That's reflected in hiring. Madhani spent most of a phone conversation talking about people. Like a presidential candidate forging his or her identity through choosing a running mate, hiring reflects a leader's vision, a demonstration of defining values.
"I was inspired to look for these attributes in staff because I didn't see them earlier in my career," she said.
For Madhani, that goes beyond merchant acquiring skills. Madhani jokes that merchant acquiring is viewed as a necessary evil — that "no merchant" likes his or her acquirer — but that's not really true at Fattmerchant.
Madhani seeks to build connections beyond a sales relationship. That's not necessarily an attempt to get merchants to personally "like" Fattmerchant, but to see the acquirer as trustworthy, helpful, transparent and accountable.
"Competencies are of course important, but that's just the permission to play for the job interview," said Madhani. "But we look for core values. We call it the best damn experience."
Madhani seeks out people who are clearly willing to step outside of a dedicated role to help other staff, to engage with vendors and partners, who do so naturally as part of their own personal sense of what's important. Ultimately, these are people who can make a merchant's experience with the company a positive one, even enjoyable.
Madhani uses words like transparent and nurturing to describe the qualities she wants in staffers, a nod to personal relationship building in a world focused on digital delivery and fee income. She said that is a sharp contrast to her earlier career in merchant acquiring, which she said was marked by unhelpful people and a "that's not my job" mentality among a lot of the executives.
She believes the culture is a major differentiator at her new company, along with product development and technology.

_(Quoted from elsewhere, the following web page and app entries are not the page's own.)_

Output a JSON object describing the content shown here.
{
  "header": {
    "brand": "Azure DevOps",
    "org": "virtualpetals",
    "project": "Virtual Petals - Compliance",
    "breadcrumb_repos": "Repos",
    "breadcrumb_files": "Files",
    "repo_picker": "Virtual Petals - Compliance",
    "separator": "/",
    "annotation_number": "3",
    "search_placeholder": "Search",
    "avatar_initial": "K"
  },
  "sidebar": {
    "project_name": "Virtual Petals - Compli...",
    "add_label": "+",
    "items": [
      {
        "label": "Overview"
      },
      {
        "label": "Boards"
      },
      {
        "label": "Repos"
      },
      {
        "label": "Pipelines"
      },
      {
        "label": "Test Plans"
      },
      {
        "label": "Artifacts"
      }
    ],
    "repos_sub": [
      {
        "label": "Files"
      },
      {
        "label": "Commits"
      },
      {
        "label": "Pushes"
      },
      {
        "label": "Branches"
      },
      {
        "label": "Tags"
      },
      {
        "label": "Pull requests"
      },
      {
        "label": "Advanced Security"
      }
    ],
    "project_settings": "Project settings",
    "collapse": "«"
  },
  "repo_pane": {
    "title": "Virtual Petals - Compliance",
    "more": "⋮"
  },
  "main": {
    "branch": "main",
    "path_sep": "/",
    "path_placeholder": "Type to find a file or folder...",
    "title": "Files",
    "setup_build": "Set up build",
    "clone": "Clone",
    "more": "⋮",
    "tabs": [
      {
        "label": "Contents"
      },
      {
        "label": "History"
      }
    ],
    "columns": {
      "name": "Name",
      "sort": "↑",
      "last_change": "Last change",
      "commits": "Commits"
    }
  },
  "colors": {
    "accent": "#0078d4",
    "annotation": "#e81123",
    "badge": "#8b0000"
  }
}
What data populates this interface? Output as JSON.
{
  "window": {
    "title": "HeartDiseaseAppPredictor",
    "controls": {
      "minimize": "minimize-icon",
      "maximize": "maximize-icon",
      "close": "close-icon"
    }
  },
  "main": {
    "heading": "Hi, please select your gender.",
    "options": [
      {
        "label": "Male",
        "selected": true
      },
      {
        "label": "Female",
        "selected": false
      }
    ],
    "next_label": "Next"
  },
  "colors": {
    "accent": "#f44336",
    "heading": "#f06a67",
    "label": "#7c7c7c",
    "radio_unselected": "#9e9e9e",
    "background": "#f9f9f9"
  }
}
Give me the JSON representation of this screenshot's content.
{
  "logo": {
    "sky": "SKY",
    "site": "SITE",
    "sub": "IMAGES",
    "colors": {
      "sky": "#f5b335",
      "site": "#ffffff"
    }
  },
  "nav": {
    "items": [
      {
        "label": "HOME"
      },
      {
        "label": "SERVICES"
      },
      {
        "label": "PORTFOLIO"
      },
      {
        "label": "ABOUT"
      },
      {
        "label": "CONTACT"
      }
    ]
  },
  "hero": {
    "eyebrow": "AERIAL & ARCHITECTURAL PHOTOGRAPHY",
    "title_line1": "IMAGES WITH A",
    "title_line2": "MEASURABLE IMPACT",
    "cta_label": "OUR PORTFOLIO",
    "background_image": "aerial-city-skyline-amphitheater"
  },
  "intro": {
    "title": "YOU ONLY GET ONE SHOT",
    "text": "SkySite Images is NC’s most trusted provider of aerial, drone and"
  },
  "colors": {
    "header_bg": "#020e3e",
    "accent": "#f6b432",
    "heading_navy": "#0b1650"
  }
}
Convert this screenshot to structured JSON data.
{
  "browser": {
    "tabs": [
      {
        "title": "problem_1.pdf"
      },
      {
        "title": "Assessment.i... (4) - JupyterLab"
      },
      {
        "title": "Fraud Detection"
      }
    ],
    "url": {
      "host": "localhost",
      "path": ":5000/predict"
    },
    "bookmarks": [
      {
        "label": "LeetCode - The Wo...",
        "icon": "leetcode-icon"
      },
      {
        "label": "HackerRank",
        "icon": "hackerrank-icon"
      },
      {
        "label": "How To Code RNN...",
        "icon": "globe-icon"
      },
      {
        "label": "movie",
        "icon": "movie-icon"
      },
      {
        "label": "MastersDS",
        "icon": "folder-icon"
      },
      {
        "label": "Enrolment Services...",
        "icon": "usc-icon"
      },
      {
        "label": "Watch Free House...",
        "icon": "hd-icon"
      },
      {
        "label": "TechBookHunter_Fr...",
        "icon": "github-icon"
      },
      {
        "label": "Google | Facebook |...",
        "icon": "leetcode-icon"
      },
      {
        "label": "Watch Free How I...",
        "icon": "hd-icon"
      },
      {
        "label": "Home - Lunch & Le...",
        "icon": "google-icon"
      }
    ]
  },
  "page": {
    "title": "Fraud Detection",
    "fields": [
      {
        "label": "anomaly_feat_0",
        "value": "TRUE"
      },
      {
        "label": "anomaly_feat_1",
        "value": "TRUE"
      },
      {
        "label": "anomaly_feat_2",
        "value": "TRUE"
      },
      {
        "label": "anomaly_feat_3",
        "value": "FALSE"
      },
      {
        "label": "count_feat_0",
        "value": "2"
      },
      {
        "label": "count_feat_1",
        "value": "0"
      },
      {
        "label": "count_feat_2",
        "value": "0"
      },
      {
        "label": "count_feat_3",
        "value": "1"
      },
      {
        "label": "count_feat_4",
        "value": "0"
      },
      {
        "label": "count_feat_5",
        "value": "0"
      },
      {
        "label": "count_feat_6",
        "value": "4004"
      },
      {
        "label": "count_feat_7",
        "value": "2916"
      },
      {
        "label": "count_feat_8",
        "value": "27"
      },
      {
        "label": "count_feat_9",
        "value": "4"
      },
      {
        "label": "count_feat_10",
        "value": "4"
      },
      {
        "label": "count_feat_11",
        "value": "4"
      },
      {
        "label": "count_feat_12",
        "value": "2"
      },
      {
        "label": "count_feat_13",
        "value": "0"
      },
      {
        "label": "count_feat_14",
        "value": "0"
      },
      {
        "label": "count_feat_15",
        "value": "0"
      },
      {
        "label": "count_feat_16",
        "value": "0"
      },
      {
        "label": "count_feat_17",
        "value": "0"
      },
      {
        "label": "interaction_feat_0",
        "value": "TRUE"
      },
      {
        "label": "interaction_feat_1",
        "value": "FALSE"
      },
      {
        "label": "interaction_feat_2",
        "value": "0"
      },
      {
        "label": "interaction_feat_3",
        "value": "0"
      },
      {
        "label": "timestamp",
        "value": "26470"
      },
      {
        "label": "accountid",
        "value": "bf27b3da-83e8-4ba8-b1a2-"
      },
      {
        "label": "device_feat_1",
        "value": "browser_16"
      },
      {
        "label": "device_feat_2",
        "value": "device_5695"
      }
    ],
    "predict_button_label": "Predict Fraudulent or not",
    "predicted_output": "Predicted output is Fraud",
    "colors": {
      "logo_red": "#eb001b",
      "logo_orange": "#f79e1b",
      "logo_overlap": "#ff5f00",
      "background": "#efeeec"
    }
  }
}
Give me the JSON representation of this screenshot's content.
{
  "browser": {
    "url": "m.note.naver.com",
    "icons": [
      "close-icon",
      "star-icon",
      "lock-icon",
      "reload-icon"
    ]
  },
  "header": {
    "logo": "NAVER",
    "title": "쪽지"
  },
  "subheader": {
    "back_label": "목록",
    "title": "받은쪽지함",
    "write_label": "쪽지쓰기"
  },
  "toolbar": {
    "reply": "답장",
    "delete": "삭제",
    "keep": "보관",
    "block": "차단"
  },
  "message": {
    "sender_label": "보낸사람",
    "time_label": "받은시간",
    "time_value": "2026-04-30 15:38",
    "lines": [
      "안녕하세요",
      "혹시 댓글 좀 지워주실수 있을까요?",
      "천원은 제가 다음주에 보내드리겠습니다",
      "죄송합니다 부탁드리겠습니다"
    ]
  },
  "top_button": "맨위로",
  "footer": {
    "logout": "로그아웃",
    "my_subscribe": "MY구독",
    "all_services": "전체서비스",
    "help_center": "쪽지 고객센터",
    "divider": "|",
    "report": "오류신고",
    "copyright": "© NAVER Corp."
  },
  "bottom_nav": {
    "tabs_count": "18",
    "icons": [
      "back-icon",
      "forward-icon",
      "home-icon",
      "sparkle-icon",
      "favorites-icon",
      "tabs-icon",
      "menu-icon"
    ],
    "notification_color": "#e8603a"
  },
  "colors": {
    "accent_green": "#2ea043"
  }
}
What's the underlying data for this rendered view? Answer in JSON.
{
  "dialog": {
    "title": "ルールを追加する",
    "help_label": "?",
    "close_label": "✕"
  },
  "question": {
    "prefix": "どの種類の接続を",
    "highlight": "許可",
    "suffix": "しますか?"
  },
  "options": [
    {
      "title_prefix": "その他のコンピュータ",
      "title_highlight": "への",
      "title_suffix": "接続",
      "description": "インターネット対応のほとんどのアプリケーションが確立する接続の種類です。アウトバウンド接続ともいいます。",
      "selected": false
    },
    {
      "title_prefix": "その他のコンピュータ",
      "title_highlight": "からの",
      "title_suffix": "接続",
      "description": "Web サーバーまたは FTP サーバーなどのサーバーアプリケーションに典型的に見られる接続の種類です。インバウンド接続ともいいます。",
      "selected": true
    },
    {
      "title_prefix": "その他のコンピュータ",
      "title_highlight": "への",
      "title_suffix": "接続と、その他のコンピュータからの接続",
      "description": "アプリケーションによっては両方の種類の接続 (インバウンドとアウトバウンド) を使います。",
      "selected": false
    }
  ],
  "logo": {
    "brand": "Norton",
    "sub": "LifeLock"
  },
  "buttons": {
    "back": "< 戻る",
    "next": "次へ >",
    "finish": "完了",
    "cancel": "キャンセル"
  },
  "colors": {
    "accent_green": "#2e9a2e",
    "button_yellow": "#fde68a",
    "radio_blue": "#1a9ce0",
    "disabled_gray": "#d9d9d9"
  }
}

"What's been most surprising and disappointing with recent payments industry initiatives is that even with the increase in fintech popularity, no one has found a way to focus on the small-to-medium-sized business owner and simplify their lives," Madhani said.
Under the hood, Fattmerchant relies on an omnichannel platform that allows business owners to view and export transactions or batch reports from all locations through a single login. The technology was developed input from Fattmerchant's staff.
Looking to the future, "virtual and augmented reality's applications in fintech are incredibly fascinating," Madhani said, adding that the technology provides the possibility that consumers can immerse themselves in a virtual world for shopping. In e-commerce, augmented reality is already contributing to the overall experience, where companies like Wayfair enable customers view the placement of chairs and end tables in their own home before purchasing, she said.
These advancements, while very useful, also open the doors for increased security risks from fraud and hacking.
"This is where transparency is key in the payments industry, ensuring everyone involved knows what risks are associated with certain shortcuts, and what benefits might result from careful research into providers," Madhani said.
Meeting these challenges requires not just an open-minded staff, but an open space. Madhani has overseen a design a space that matches the staff's personality. With Fattmerchant's digital team, it has put together pop-art-inspired team portraits lining the walls, alongside decorations and furniture pieces that Madhani handpicked over the course of several months with her team with an eye on collaboration.
"We even have a bookshelf-turned-speakeasy bar room where we can go to relax or have focused one-on-one meetings in and numerous break out rooms for collaboration and brainstorming," she said.
Madhani has positive role models in the business world. She draws inspiration from Payal Kadakia, the founder and former CEO of ClassPass, whom Madhani describes as a powerhouse among female entrepreneurs.
"She saw a problem and went out and solved it by doing something that she loves, which is exactly what my aim was when I founded Fattmerchant," Madhani said.
READ MORE: The Most Influential Women in Payments, 2018